══ Given records ══

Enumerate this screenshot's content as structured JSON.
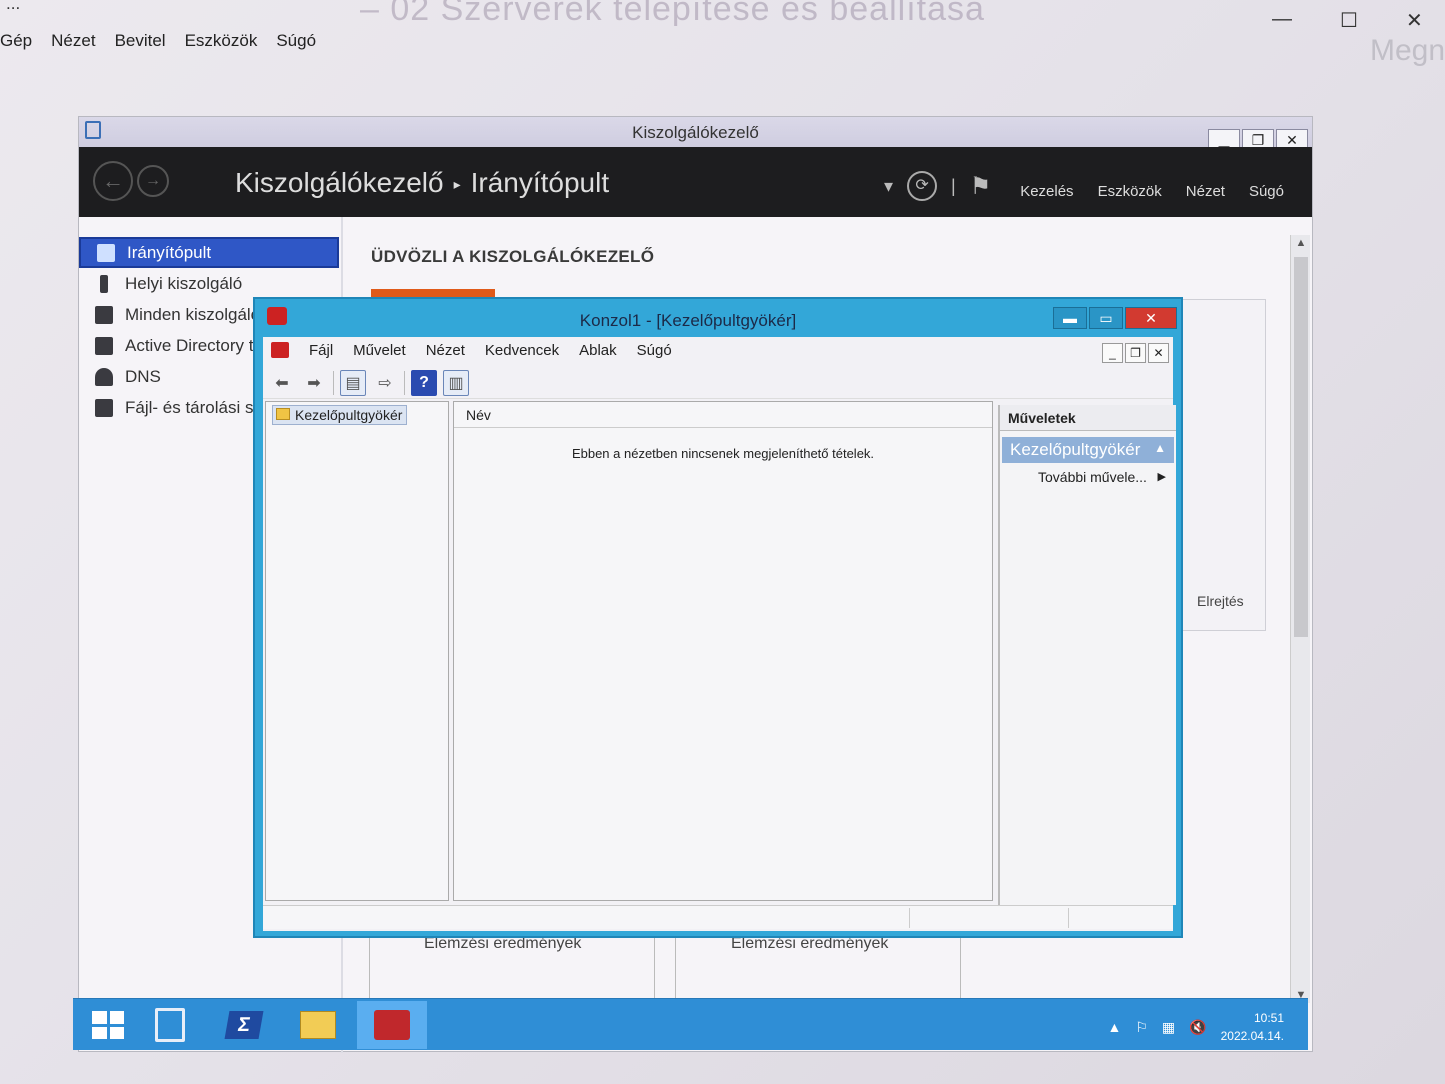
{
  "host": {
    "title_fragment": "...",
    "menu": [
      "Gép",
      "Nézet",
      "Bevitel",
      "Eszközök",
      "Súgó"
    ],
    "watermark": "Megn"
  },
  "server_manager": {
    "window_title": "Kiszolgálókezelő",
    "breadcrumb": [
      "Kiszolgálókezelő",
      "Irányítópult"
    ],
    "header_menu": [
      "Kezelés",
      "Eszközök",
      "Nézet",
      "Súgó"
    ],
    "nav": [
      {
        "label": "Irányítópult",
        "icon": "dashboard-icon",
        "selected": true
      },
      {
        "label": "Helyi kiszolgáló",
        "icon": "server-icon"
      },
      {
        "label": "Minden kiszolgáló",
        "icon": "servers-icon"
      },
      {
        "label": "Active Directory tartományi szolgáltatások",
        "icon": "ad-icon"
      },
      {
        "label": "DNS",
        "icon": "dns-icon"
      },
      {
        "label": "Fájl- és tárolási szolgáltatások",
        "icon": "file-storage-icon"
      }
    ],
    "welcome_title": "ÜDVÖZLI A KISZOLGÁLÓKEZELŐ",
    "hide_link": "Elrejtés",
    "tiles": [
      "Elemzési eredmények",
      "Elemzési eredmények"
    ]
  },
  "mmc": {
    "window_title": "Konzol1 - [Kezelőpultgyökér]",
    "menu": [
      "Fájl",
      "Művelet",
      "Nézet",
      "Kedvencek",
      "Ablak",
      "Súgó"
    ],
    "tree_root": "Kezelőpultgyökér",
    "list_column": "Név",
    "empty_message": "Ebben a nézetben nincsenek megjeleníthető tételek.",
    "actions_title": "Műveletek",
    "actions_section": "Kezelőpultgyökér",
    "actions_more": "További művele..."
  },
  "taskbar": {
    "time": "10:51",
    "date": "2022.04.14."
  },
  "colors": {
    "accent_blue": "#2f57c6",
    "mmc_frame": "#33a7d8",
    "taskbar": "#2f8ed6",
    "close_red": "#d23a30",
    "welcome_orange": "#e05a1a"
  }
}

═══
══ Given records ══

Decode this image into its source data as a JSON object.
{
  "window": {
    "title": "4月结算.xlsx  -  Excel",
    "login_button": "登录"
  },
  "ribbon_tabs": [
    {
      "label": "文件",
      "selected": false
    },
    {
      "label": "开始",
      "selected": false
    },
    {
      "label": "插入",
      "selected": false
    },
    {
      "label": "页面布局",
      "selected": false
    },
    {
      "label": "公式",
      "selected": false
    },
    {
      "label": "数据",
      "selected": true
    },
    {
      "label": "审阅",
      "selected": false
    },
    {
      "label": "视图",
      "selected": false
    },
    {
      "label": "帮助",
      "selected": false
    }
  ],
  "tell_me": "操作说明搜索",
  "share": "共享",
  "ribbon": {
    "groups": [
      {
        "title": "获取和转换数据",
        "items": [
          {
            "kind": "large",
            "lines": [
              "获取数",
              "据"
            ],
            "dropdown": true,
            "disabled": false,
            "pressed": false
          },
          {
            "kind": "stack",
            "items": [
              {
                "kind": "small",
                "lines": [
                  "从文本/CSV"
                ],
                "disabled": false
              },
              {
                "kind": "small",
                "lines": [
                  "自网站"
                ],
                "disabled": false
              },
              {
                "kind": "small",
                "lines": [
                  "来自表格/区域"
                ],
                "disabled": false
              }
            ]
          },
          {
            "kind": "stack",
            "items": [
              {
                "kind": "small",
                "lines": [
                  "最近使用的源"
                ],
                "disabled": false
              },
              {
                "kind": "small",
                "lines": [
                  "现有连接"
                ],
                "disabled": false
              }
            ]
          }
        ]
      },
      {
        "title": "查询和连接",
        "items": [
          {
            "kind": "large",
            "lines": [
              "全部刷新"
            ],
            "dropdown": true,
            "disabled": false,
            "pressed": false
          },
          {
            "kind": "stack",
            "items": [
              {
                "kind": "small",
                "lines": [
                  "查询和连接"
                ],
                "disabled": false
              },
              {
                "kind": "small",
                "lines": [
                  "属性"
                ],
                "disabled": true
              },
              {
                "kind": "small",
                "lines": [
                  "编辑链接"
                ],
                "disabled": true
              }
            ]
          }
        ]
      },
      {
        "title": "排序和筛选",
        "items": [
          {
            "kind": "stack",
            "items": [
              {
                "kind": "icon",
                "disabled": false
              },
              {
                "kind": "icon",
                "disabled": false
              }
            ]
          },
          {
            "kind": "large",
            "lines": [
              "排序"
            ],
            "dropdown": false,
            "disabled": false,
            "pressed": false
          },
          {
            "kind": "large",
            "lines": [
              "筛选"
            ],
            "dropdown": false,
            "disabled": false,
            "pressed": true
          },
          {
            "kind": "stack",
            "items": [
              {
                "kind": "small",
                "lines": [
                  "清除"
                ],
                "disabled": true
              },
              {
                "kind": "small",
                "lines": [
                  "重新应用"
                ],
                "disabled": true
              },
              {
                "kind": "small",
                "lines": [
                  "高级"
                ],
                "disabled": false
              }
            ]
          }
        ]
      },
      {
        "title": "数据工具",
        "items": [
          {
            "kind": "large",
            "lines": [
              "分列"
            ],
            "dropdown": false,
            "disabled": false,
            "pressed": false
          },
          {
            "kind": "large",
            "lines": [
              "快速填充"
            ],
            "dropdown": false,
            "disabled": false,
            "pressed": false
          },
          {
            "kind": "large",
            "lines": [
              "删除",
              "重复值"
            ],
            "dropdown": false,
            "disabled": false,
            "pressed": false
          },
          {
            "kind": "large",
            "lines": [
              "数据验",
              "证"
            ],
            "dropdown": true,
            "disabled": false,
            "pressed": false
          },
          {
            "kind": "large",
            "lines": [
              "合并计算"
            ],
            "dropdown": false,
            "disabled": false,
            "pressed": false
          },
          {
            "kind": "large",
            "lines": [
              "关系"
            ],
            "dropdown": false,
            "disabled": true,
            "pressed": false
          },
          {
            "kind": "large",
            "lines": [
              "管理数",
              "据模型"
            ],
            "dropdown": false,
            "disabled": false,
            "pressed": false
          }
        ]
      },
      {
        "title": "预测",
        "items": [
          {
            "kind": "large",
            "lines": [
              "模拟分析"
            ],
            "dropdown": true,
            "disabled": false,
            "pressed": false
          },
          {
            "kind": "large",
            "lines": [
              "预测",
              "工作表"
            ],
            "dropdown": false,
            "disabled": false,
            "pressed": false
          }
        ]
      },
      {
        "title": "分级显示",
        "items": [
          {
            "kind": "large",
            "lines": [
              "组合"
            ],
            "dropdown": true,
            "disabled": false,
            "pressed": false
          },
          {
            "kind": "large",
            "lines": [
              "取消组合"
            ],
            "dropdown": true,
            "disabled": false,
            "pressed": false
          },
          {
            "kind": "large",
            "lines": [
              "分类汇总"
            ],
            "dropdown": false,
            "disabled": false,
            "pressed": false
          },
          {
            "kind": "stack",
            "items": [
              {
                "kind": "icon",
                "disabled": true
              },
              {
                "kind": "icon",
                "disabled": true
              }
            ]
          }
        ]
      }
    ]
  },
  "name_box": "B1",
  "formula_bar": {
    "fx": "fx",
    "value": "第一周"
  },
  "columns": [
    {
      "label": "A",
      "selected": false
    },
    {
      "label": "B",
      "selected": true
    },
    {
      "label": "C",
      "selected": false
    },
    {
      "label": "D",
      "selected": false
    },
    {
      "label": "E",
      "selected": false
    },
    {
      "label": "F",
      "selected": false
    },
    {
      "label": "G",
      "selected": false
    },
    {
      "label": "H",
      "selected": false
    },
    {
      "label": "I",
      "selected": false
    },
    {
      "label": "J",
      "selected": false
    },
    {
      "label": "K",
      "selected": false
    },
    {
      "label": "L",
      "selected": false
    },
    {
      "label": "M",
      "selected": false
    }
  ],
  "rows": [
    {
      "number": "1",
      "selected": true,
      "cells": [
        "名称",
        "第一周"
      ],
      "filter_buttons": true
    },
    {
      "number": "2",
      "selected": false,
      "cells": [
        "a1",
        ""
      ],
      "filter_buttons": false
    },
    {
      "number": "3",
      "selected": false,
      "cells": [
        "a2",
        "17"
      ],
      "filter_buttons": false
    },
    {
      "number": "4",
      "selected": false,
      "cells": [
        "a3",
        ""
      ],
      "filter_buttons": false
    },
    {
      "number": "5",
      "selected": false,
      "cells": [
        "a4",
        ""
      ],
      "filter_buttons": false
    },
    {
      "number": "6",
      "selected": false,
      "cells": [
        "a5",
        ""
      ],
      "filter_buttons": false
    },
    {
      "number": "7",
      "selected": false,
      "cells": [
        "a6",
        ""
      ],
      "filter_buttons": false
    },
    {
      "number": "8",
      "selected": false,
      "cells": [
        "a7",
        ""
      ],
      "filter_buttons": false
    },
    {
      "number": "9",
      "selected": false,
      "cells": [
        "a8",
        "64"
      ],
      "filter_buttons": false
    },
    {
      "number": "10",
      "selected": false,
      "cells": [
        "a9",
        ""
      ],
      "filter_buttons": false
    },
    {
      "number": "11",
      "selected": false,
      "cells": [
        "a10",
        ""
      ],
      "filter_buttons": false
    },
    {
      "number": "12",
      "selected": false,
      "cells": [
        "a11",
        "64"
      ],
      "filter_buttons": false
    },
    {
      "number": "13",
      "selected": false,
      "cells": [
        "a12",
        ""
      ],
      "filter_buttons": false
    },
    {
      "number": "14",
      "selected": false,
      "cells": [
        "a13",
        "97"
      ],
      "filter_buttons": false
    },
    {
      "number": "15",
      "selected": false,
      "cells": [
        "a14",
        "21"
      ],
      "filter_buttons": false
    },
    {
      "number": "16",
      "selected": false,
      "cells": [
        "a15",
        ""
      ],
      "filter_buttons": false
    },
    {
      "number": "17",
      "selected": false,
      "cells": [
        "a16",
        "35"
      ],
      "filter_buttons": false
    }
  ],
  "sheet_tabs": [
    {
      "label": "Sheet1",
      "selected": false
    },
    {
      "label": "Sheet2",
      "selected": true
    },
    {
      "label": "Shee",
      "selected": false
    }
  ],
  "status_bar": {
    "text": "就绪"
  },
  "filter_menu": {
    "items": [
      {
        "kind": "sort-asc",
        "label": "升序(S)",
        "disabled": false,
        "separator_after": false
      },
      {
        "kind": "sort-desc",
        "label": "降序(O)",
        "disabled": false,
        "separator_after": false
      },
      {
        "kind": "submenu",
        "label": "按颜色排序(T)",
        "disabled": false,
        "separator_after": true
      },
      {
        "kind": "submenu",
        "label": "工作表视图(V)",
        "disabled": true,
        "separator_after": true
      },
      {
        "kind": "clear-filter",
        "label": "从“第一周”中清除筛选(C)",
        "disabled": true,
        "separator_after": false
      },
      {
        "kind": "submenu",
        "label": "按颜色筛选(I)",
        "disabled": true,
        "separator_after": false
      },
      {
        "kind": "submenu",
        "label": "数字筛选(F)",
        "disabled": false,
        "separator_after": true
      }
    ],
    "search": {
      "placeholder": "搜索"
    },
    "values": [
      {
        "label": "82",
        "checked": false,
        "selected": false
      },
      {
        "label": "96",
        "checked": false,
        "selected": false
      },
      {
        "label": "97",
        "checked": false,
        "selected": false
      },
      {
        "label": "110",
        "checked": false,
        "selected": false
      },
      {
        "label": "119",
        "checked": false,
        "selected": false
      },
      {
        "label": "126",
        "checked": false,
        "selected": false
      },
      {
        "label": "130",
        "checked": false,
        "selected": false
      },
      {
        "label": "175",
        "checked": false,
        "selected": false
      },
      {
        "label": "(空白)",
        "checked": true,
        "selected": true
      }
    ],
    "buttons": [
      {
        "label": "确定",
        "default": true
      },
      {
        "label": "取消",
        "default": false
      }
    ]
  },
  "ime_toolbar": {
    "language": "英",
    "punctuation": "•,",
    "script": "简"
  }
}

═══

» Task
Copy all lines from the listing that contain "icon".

» Exercise response
        "icon": "dashboard-icon",
        "icon": "server-icon"
        "icon": "servers-icon"
        "icon": "ad-icon"
        "icon": "dns-icon"
        "icon": "file-storage-icon"
                "kind": "icon",
                "kind": "icon",
                "kind": "icon",
                "kind": "icon",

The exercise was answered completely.